Disheveled Theologian: Theological Stocking Stuffers, Week 2 -- Angel Anxiety Advice
When I was small, I had a list a things I was afraid of. 1) Snakes coming out of the garden hose. 2) Quicksand. 3) The narrow path down to the beach. 4) Cougars.
Number 1 never panned out, thankfully. Number 2 proved to be far more of a problem in the jungles of the Amazon than in Washington State. Number 3 turned into an embarrassing memory (maybe I’ll share it will you all someday). Number 4 turned out to be the wind.
There was one fear I didn’t mention. The fear of reaching into dark places. This kept me from reaching into crevices in rocks or trees. From reaching into holes in the ground. From reaching into the back of the deepest kitchen cupboard. But it never kept me from reaching into my stocking on Christmas morning.
As we reach into our theological stockings this week, we’re looking at fear. And four good reasons to leave your fears behind.
Four different characters in the Christmas story experienced fear. In each case I don’t think they can really be blamed for their fear because, unlike the fear of quicksand, their fear was legitimate. Each of the instances involved the sudden appearance of a heavenly being.
I mentioned Zechariah last week. As a priest assigned to temporary duty in the temple, he was the one chosen by lot to burn incense that day. He was inside, alone, when out of nowhere an angel of the Lord appeared. Luke 1:12-13 states, “When Zechariah saw him, he was startled and was gripped with fear. But the angel said to him: ‘Do not be afraid, Zechariah; your prayer has been heard’.”
Angel Anxiety Advice Instance One: It’s all good; your prayers are heard.
Angel Anxiety Advice Instance Two (AAA #2) happened to Mary, over in verse 30 of the same chapter.

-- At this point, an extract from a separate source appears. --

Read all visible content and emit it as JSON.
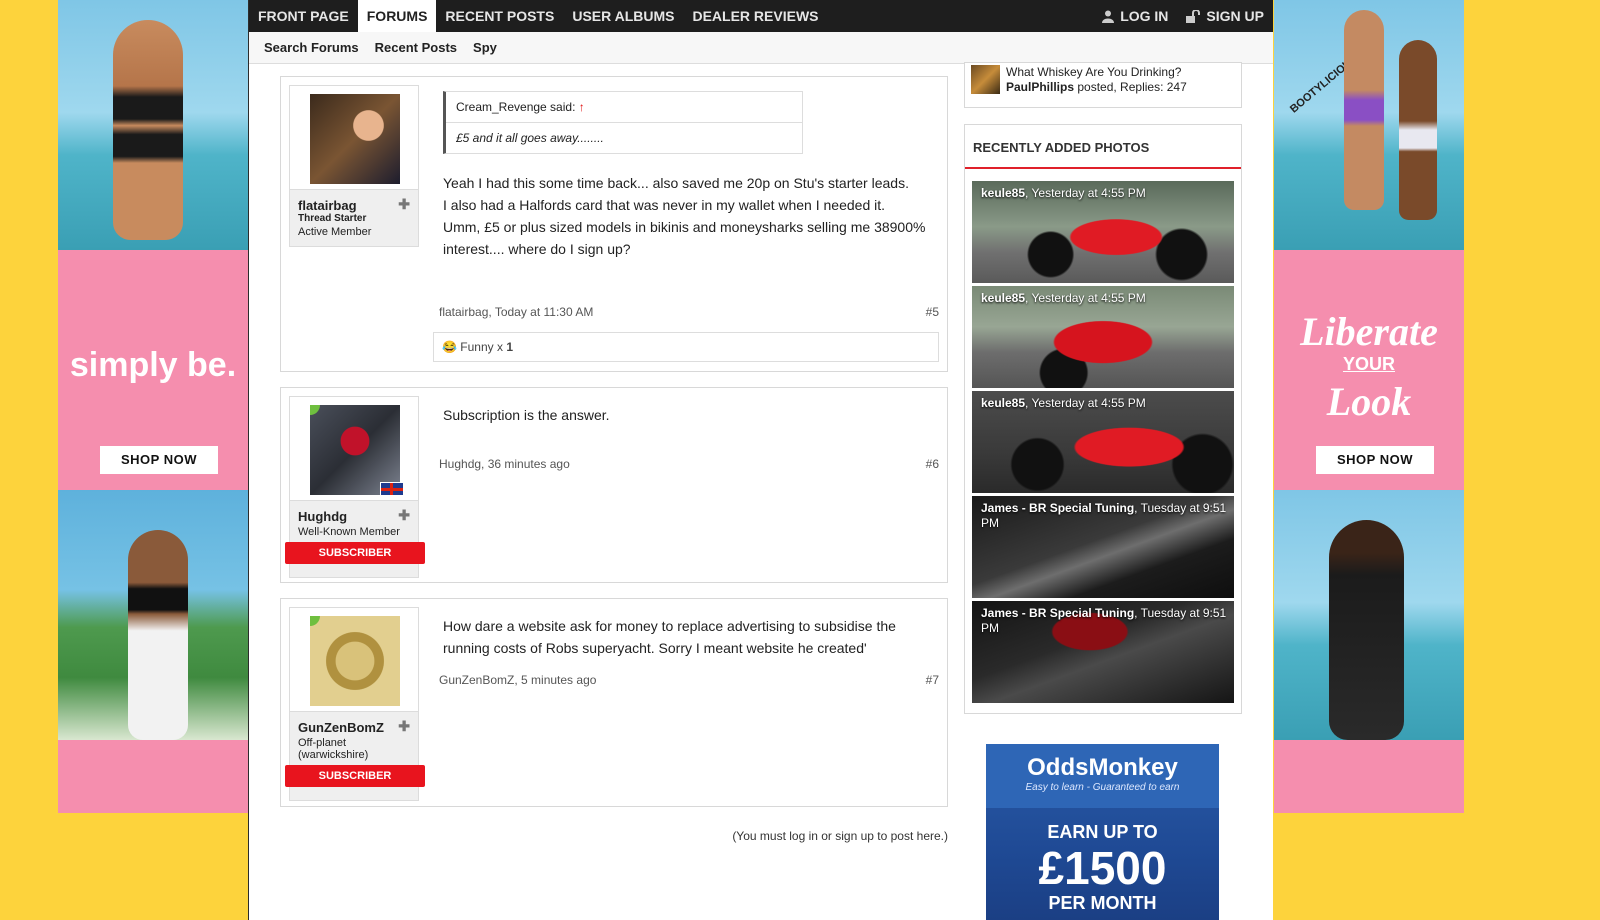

Mary had been minding her own business when out of the blue Gabriel appeared to her and said, “Do not be afraid, Mary; you have found favor with God.” You’re going to have the baby of all babies, and it will be OK.
AAA #2: It’s all good; you are special in God’s eyes.
Meanwhile, over at Joseph’s home, an angel of the Lord again made a visit, though this visit happened in a slightly less frightening manner. Joseph knew about Mary’s pregnancy — I’m sure they had an interesting talk together about her angelic news. This information didn’t sit well in Joseph’s heart, but he was a good man and he didn’t want to put Mary to public shame with an ugly split, so he “had in mind to divorce her quietly” (Matthew 1:19).
But God changed his mind. As Joseph was sleeping one night, “an angel of the Lord appeared to him in a dream and said, ‘Joseph son of David, do not be afraid to take Mary home as your wife, because what is conceived in her is from the Holy Spirit. She will give birth to a son, and you are to give him the name Jesus, because he will save his people from their sins” (verse 20, 21).
AAA #3: It’s all good; the Holy Spirit is at work.
The fourth angelic visit came to the shepherds. These normal, everyday guys, out watching sheep in a cold field, suddenly got invited to the most important birth the world will ever see. The angel of the Lord appeared to them in all his glory and they were, understandably, “terrified”. But, Luke 2, verse 10 says, “the angel said to them, ‘Do not be afraid. I bring you good news…’.”
AAA #4: It’s all good; amazing things are happening.
Four angelic visits. Four good reasons to not be afraid: your prayers are heard, you are special in God’s eyes (no, we’re none of us Mary, but we’re all of us uniquely chosen to do good works), the Holy Spirit continues to work within us, and amazing things are happening through the power of God at work in the world.
Angel Anxiety Advice: always good material to fill our theological stockings.
Gretchen O’Donnell is a freelance writer who lives in Worthington with her husband and three children. She has a master’s degree from Bethel Seminary and enjoys writing about the things she sees and applying theological truths to everyday situations. Her column, The Disheveled Theologian, is published weekly. Her email is firstname.lastname@example.org.